House Of The Dragon Borrowed A Star Wars Trick To Make Its Dragon Riding More Realistic

Most would consider it an unenviable task for any show to follow up on the pop culture phenomenon known as "Game of Thrones." After successfully getting audiences to become invested in a colorful and wide-ranging cast of characters, could HBO possibly get lightning to strike twice with "House of the Dragon"? Early returns would seem to answer that question in the affirmative, even if it was a years-long uphill battle to get there. But perhaps it wasn't so bad to debut years after the original series first paved the way — at least as far as the cast and crew are concerned.

As anyone with older siblings can tell you, there are certain advantages to being the new kid on the block. For one thing, "House of the Dragon" has benefited from a much more generous budget right from the outset than "Game of Thrones" ever did. That doesn't just mean more convincing visual effects work, more spectacular locations, and fully lived-in sets, however. It's also resulted in an even more immersive filming experience for the actors. In the marketing preceding the release of "House of the Dragon," fans were given an early indication of just how different things would be ... particularly when it comes to the many dragons involved.

And, yes, the production crew ended up utilizing the same tech popularized by recent "Star Wars" projects.

'It's radically different'

The premiere of "House of the Dragon" wastes little time showing off just how different it is from the early seasons of "Game of Thrones," opening with a sweeping sequence of Rhaenyra Targaryen (Milly Alcock) soaring through the skies on her dragon. Thankfully for all involved, the process of actually filming such scenes was much easier this time around than it ever was in the original show. 

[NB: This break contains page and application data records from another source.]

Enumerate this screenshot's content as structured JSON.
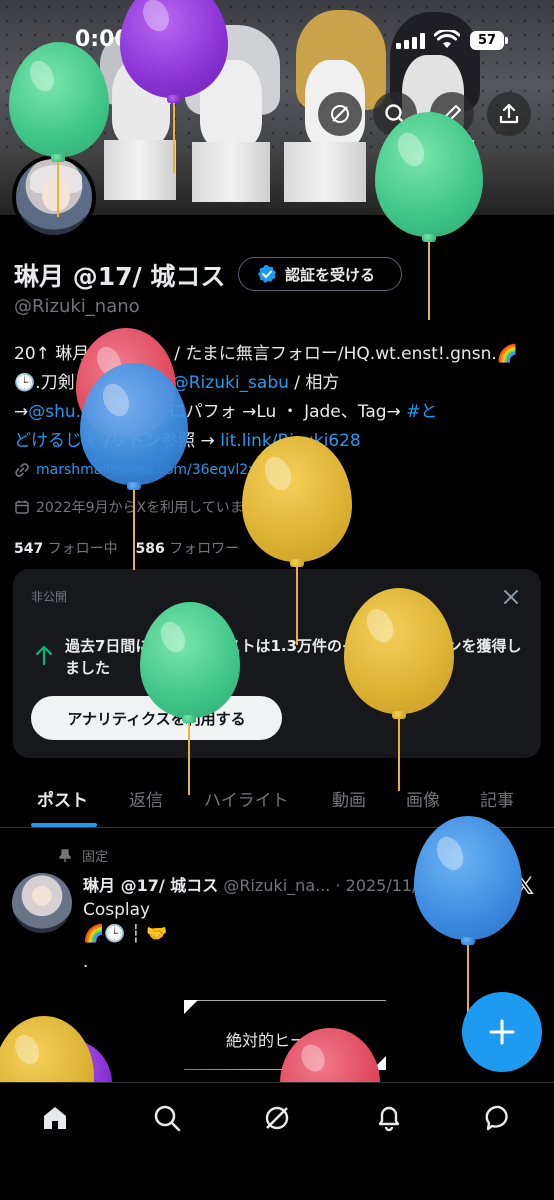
{
  "status_bar": {
    "time": "0:00",
    "battery": "57"
  },
  "profile": {
    "display_name": "琳月 @17/ 城コス",
    "verify_button": "認証を受ける",
    "handle": "@Rizuki_nano",
    "bio_lines": [
      {
        "text": "20↑ 琳月（りづき）/ たまに無言フォロー/HQ.wt.enst!.gnsn.🌈",
        "link": ""
      },
      {
        "text": "🕒.刀剣...住み/🗝 →",
        "link": "@Rizuki_sabu",
        "after": " / 相方"
      },
      {
        "text": "→",
        "link": "@shu...0030",
        "after": " / ソロパフォ →Lu ・ Jade、Tag→ ",
        "link2": "#と"
      },
      {
        "text": "",
        "link": "どけるじぇ",
        "after": " /リトン参照 → ",
        "link2": "lit.link/Rizuki628"
      }
    ],
    "website": "marshmallow-qa.com/36eqvl2xjy0z9f...",
    "joined": "2022年9月からXを利用しています",
    "following_count": "547",
    "following_label": "フォロー中",
    "followers_count": "586",
    "followers_label": "フォロワー"
  },
  "private_card": {
    "label": "非公開",
    "text": "過去7日間にあなたのポストは1.3万件のインプレッションを獲得しました",
    "button": "アナリティクスを利用する"
  },
  "tabs": [
    "ポスト",
    "返信",
    "ハイライト",
    "動画",
    "画像",
    "記事"
  ],
  "pinned_post": {
    "pinned_label": "固定",
    "author": "琳月 @17/ 城コス",
    "handle_date": "@Rizuki_na... · 2025/11/12",
    "body": "Cosplay",
    "emoji_line": "🌈🕒 ┆ 🤝",
    "dot": ".",
    "framed_text": "絶対的ヒーロー"
  },
  "icons": {
    "back": "back-arrow-icon",
    "grok": "grok-icon",
    "search": "search-icon",
    "edit": "pencil-icon",
    "share": "share-icon",
    "verified": "verified-badge-icon",
    "link": "link-icon",
    "calendar": "calendar-icon",
    "close": "close-icon",
    "arrow_up": "arrow-up-icon",
    "pin": "pin-icon",
    "x_logo": "x-logo-icon",
    "compose": "plus-icon",
    "home": "home-icon",
    "explore": "search-icon",
    "grok_nav": "grok-icon",
    "notifications": "bell-icon",
    "messages": "message-icon"
  },
  "colors": {
    "accent": "#1d9bf0",
    "background": "#000000",
    "muted": "#71767b"
  }
}
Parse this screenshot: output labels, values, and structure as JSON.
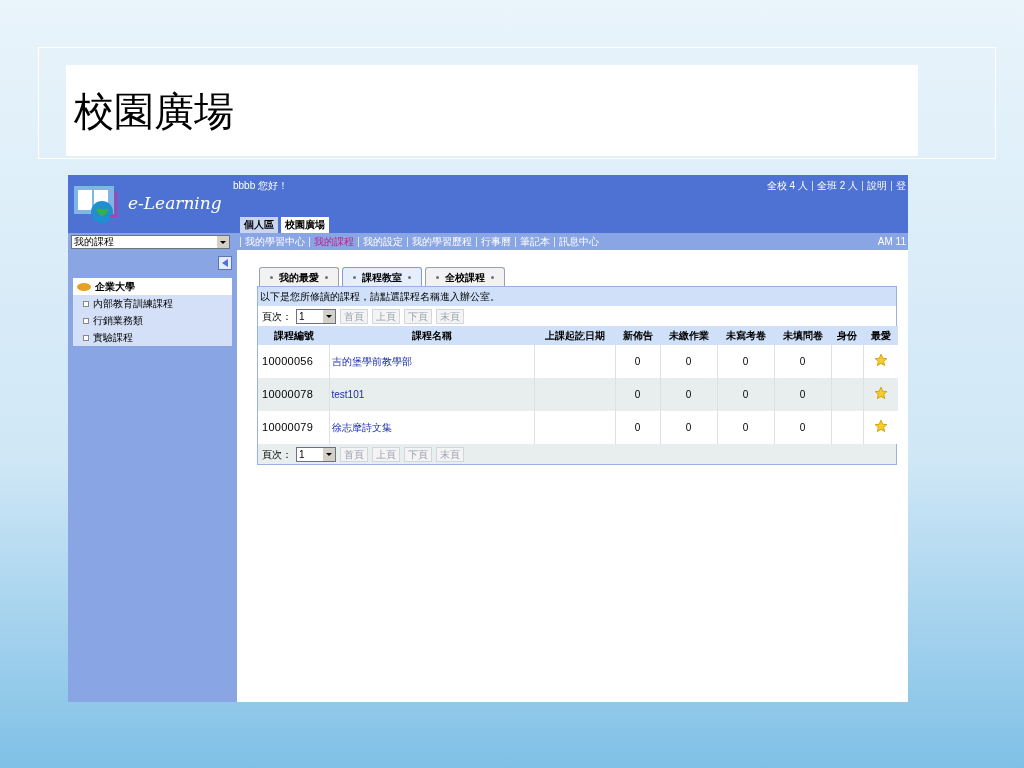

An extensive profile published by The Hollywood Reporter revealed how the production took a page out of the "Star Wars" playbook, using the LED screens prevalent in Stagecraft technology (also known as The Volume). Although the cast was still stuck riding the same "mundane" mechanical rigs, the addition of video walls giving the performers a sense of the actual background of each shot helped make the process that much more enjoyable. According to Emma D'Arcy, who will play an older Rhaenyra Targaryen in later episodes of the series:

"From everything I've heard, it's radically different from what people on 'Thrones' had to put up with. I loved it. It's like going to an Ikea and trying all the kitchen taps."

Actors involved in productions like "The Mandalorian" and Matt Reeves' "The Batman" have all spoken in similarly glowing terms about the new technology, allowing practical effects and visual effects to work in tandem to create even more convincing results. It's fascinating to receive even more insights into how much of a difference it makes from the behind-the-scenes perspective.

New episode of "House of the Dragon" air on HBO every Sunday.